We all know this is stupidity coming from an administration yet to meet a federal expansion it doesn’t like. But the administration can’t possibly think the federal government will run this better than states. Louisiana is by all indications a very poor example for state competence, but whose fault is that? Louisiana citizens are responsible for voting in their leaders and maintaining watch over them. Naturally, this administration seems content to eliminate checks and balances on the government, so their obtuseness in this not-so-subtle point can be forgiven. When the residents of New Orleans allowed corruption to persist within the police department and local government, they made a choice with foreseeable consequences. I’m not indicting them or refusing sympathy for their plight in this, but when a person hits themselves in the head, repeatedly, with the clawed end of a hammer, we don’t become shocked when they start to bleed. We also don’t propose banning hammers.
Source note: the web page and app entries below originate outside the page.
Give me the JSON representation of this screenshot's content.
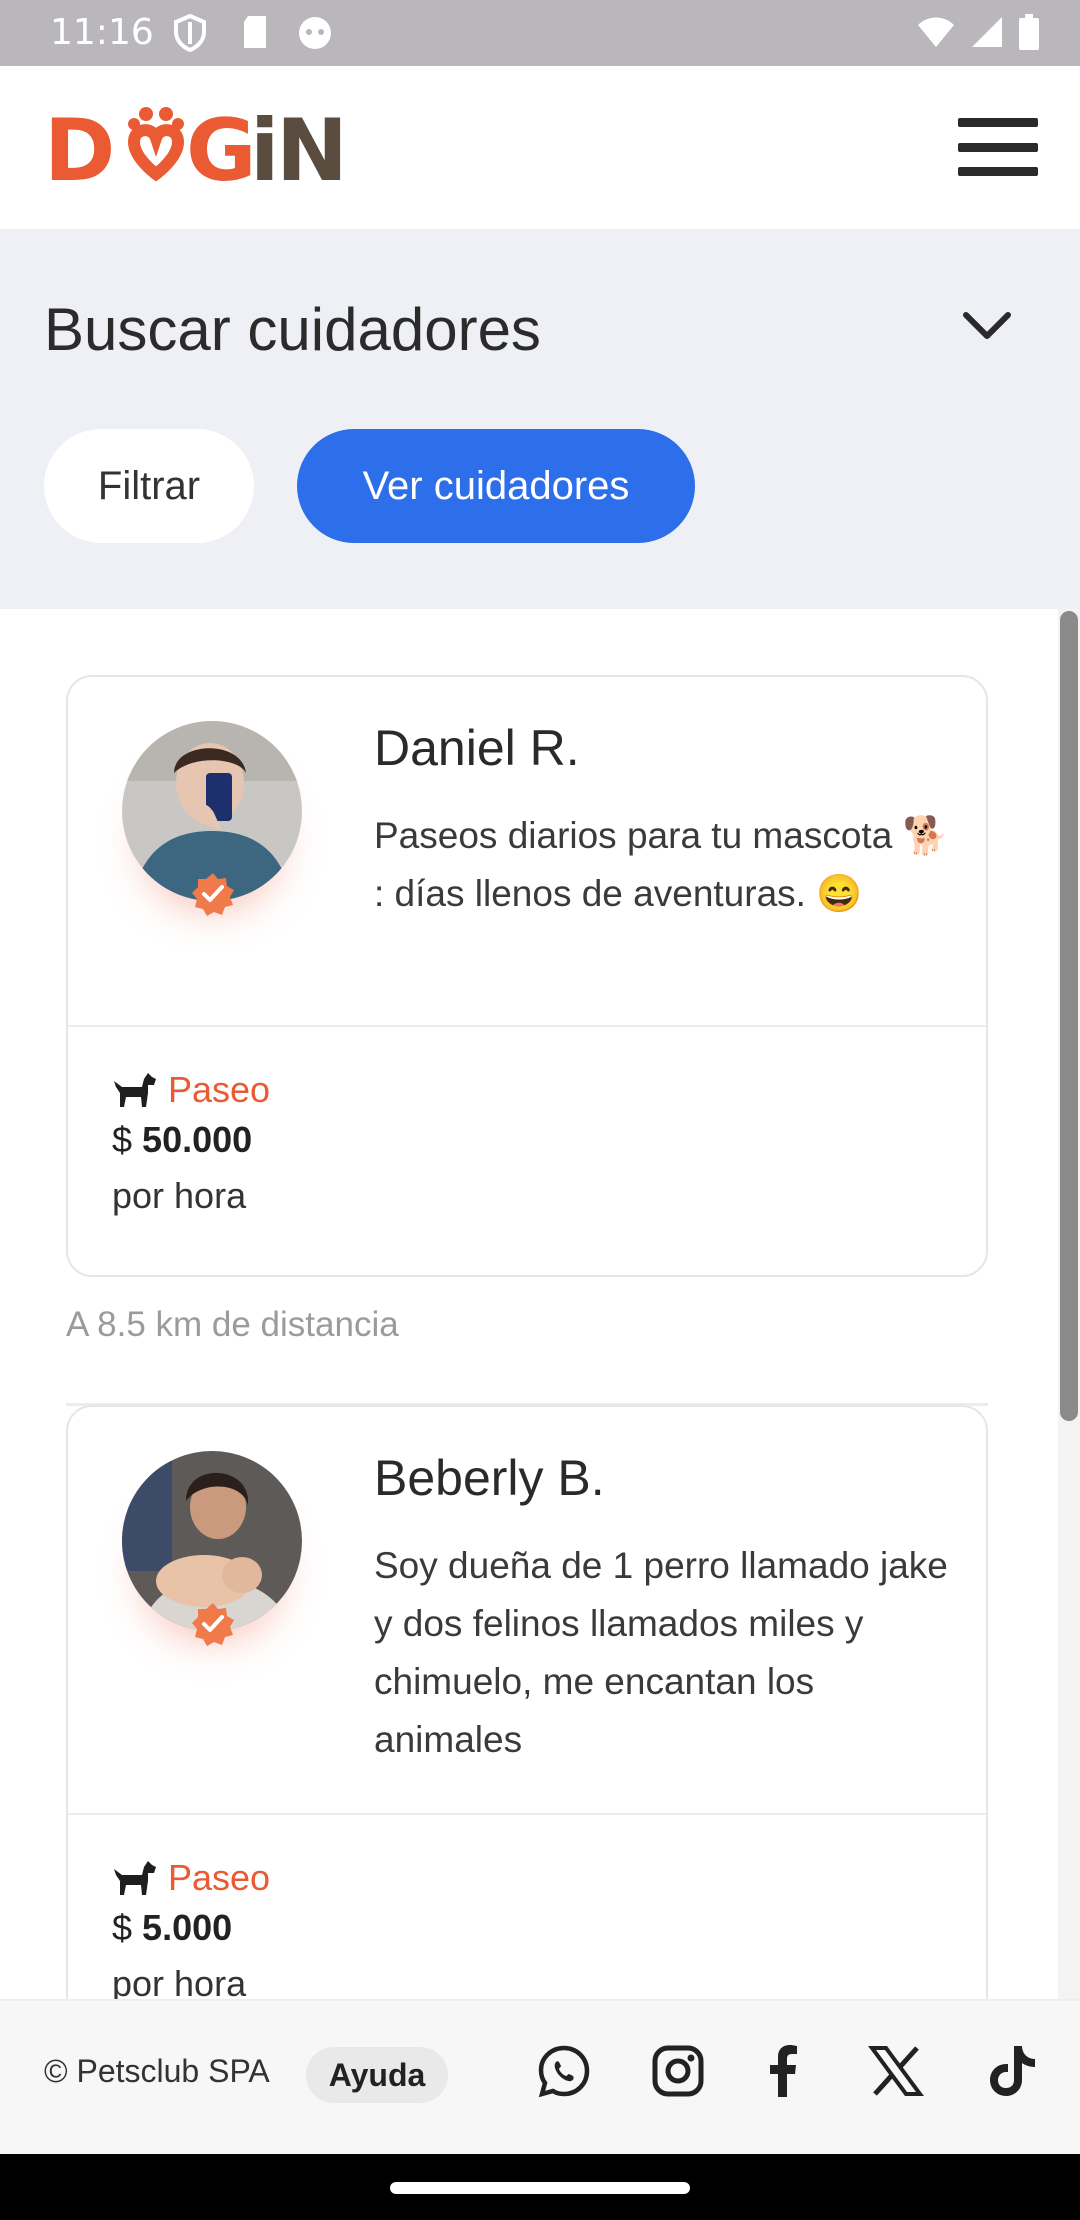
{
  "status_bar": {
    "time": "11:16"
  },
  "header": {
    "logo_text": "DOGiN"
  },
  "search": {
    "title": "Buscar cuidadores",
    "filter_label": "Filtrar",
    "view_label": "Ver cuidadores"
  },
  "caregivers": [
    {
      "name": "Daniel R.",
      "description": "Paseos diarios para tu mascota 🐕 : días llenos de aventuras. 😄",
      "service": "Paseo",
      "currency": "$",
      "price": "50.000",
      "unit": "por hora",
      "distance": "A 8.5 km de distancia"
    },
    {
      "name": "Beberly B.",
      "description": "Soy dueña de 1 perro llamado jake y dos felinos llamados miles y chimuelo, me encantan los animales",
      "service": "Paseo",
      "currency": "$",
      "price": "5.000",
      "unit": "por hora"
    }
  ],
  "footer": {
    "copyright": "© Petsclub SPA",
    "help_label": "Ayuda",
    "social_icons": [
      "whatsapp-icon",
      "instagram-icon",
      "facebook-icon",
      "x-icon",
      "tiktok-icon"
    ]
  },
  "colors": {
    "accent": "#ea5a33",
    "primary": "#2d6eeb",
    "brown": "#5b4c40"
  }
}
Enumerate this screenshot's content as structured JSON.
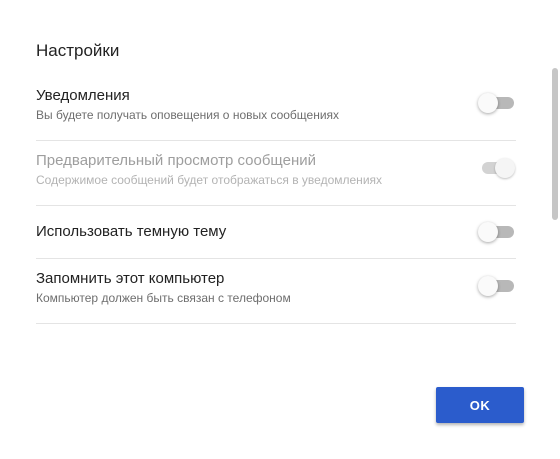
{
  "dialog": {
    "title": "Настройки",
    "ok_label": "OK"
  },
  "settings": [
    {
      "label": "Уведомления",
      "description": "Вы будете получать оповещения о новых сообщениях",
      "state": "off",
      "disabled": false
    },
    {
      "label": "Предварительный просмотр сообщений",
      "description": "Содержимое сообщений будет отображаться в уведомлениях",
      "state": "on",
      "disabled": true
    },
    {
      "label": "Использовать темную тему",
      "state": "off",
      "disabled": false
    },
    {
      "label": "Запомнить этот компьютер",
      "description": "Компьютер должен быть связан с телефоном",
      "state": "off",
      "disabled": false
    }
  ],
  "colors": {
    "accent": "#2b5ccc",
    "track_off": "#b8b8b8",
    "divider": "#e4e4e4"
  }
}
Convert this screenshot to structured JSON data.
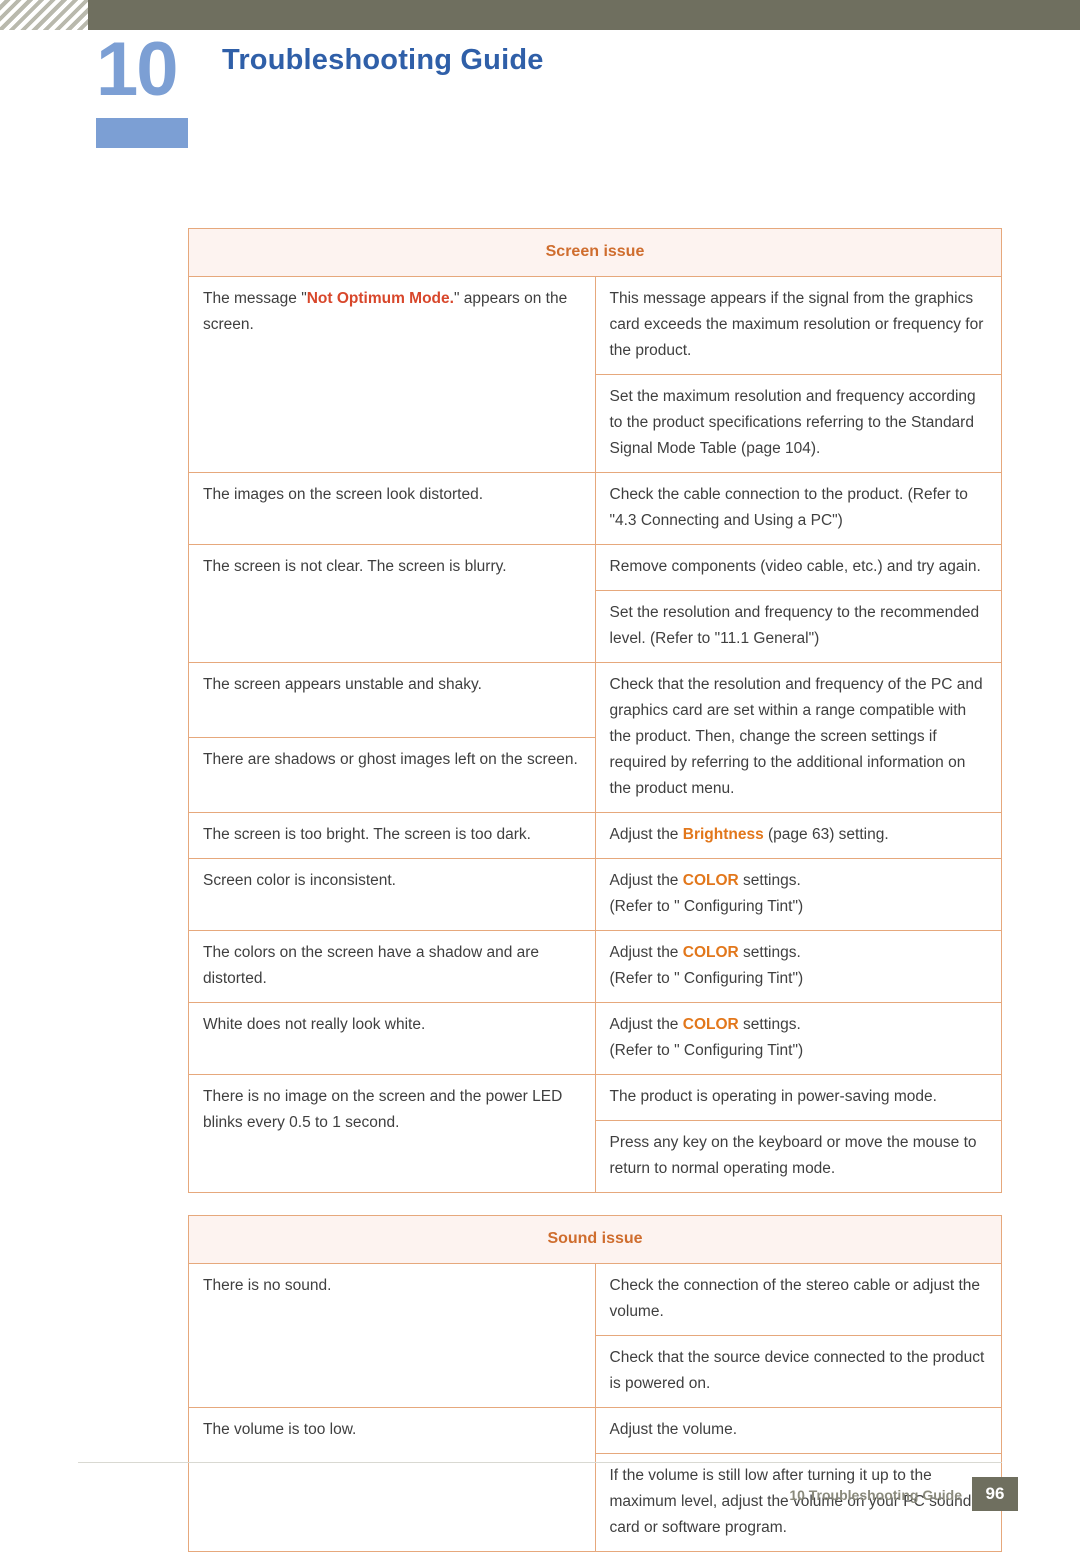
{
  "header": {
    "chapter_number": "10",
    "title": "Troubleshooting Guide"
  },
  "sections": [
    {
      "heading": "Screen issue",
      "rows": [
        {
          "left": "The message \"Not Optimum Mode.\" appears on the screen.",
          "left_parts": [
            {
              "text": "The message \"",
              "style": "plain"
            },
            {
              "text": "Not Optimum Mode.",
              "style": "red"
            },
            {
              "text": "\" appears on the screen.",
              "style": "plain"
            }
          ],
          "right": "This message appears if the signal from the graphics card exceeds the maximum resolution or frequency for the product."
        },
        {
          "left": "",
          "right": "Set the maximum resolution and frequency according to the product specifications referring to the Standard Signal Mode Table (page 104)."
        },
        {
          "left": "The images on the screen look distorted.",
          "right": "Check the cable connection to the product. (Refer to \"4.3 Connecting and Using a PC\")"
        },
        {
          "left": "The screen is not clear. The screen is blurry.",
          "right": "Remove components (video cable, etc.) and try again."
        },
        {
          "left": "",
          "right": "Set the resolution and frequency to the recommended level. (Refer to \"11.1 General\")"
        },
        {
          "left": "The screen appears unstable and shaky.",
          "right": "Check that the resolution and frequency of the PC and graphics card are set within a range compatible with the product. Then, change the screen settings if required by referring to the additional information on the product menu."
        },
        {
          "left": "There are shadows or ghost images left on the screen.",
          "right": ""
        },
        {
          "left": "The screen is too bright. The screen is too dark.",
          "right_parts": [
            {
              "text": "Adjust the ",
              "style": "plain"
            },
            {
              "text": "Brightness",
              "style": "orange"
            },
            {
              "text": " (page 63) setting.",
              "style": "plain"
            }
          ]
        },
        {
          "left": "Screen color is inconsistent.",
          "right_parts": [
            {
              "text": "Adjust the ",
              "style": "plain"
            },
            {
              "text": "COLOR",
              "style": "orange"
            },
            {
              "text": " settings.",
              "style": "plain"
            },
            {
              "text": "\n(Refer to \" Configuring Tint\")",
              "style": "plain"
            }
          ]
        },
        {
          "left": "The colors on the screen have a shadow and are distorted.",
          "right_parts": [
            {
              "text": "Adjust the ",
              "style": "plain"
            },
            {
              "text": "COLOR",
              "style": "orange"
            },
            {
              "text": " settings.",
              "style": "plain"
            },
            {
              "text": "\n(Refer to \" Configuring Tint\")",
              "style": "plain"
            }
          ]
        },
        {
          "left": "White does not really look white.",
          "right_parts": [
            {
              "text": "Adjust the ",
              "style": "plain"
            },
            {
              "text": "COLOR",
              "style": "orange"
            },
            {
              "text": " settings.",
              "style": "plain"
            },
            {
              "text": "\n(Refer to \" Configuring Tint\")",
              "style": "plain"
            }
          ]
        },
        {
          "left": "There is no image on the screen and the power LED blinks every 0.5 to 1 second.",
          "right": "The product is operating in power-saving mode."
        },
        {
          "left": "",
          "right": "Press any key on the keyboard or move the mouse to return to normal operating mode."
        }
      ]
    },
    {
      "heading": "Sound issue",
      "rows": [
        {
          "left": "There is no sound.",
          "right": "Check the connection of the stereo cable or adjust the volume."
        },
        {
          "left": "",
          "right": "Check that the source device connected to the product is powered on."
        },
        {
          "left": "The volume is too low.",
          "right": "Adjust the volume."
        },
        {
          "left": "",
          "right": "If the volume is still low after turning it up to the maximum level, adjust the volume on your PC sound card or software program."
        }
      ]
    }
  ],
  "footer": {
    "text": "10 Troubleshooting Guide",
    "page": "96"
  },
  "colors": {
    "accent_blue": "#2f5fa8",
    "number_blue": "#7c9fd4",
    "table_border": "#e6a87c",
    "section_head_text": "#cf6d2e",
    "section_head_bg": "#fdf3f0",
    "highlight_red": "#d8472b",
    "highlight_orange": "#e2771b",
    "header_bar": "#6f6f5f"
  }
}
Of course, President Bush can claim all sorts of failures within Louisiana governments, both state and local. But the mistakes flowed all around. Perhaps, if he’s sincere, the president will wait for an assessment of what went wrong (and what went right) before offering solutions to those faults. But all I’ve done is quote the White House press secretary. Maybe the president should speak for himself:
“It may require change of law,” Mr. Bush said yesterday. “It’s very important for us as we look at the lessons of Katrina to think about other scenarios that might require a well-planned, significant federal response — right off the bat — to provide stability.”
Who will make that determination? What level of “we didn’t see this disaster coming” is necessary? Is it all disasters, with or without warning? Again, if it’s not a state’s governor making that determination, why bother having states? Throw out our republican form of government and adopt a straight democracy. President Bush seems content on pushing for that with whatever the topic du jour happens to be, so perhaps he should just kill the slow descent and cut the cord. Yes, the landing will be hard, but at least we can begin with truth rather than this charade of federalism and Republican values.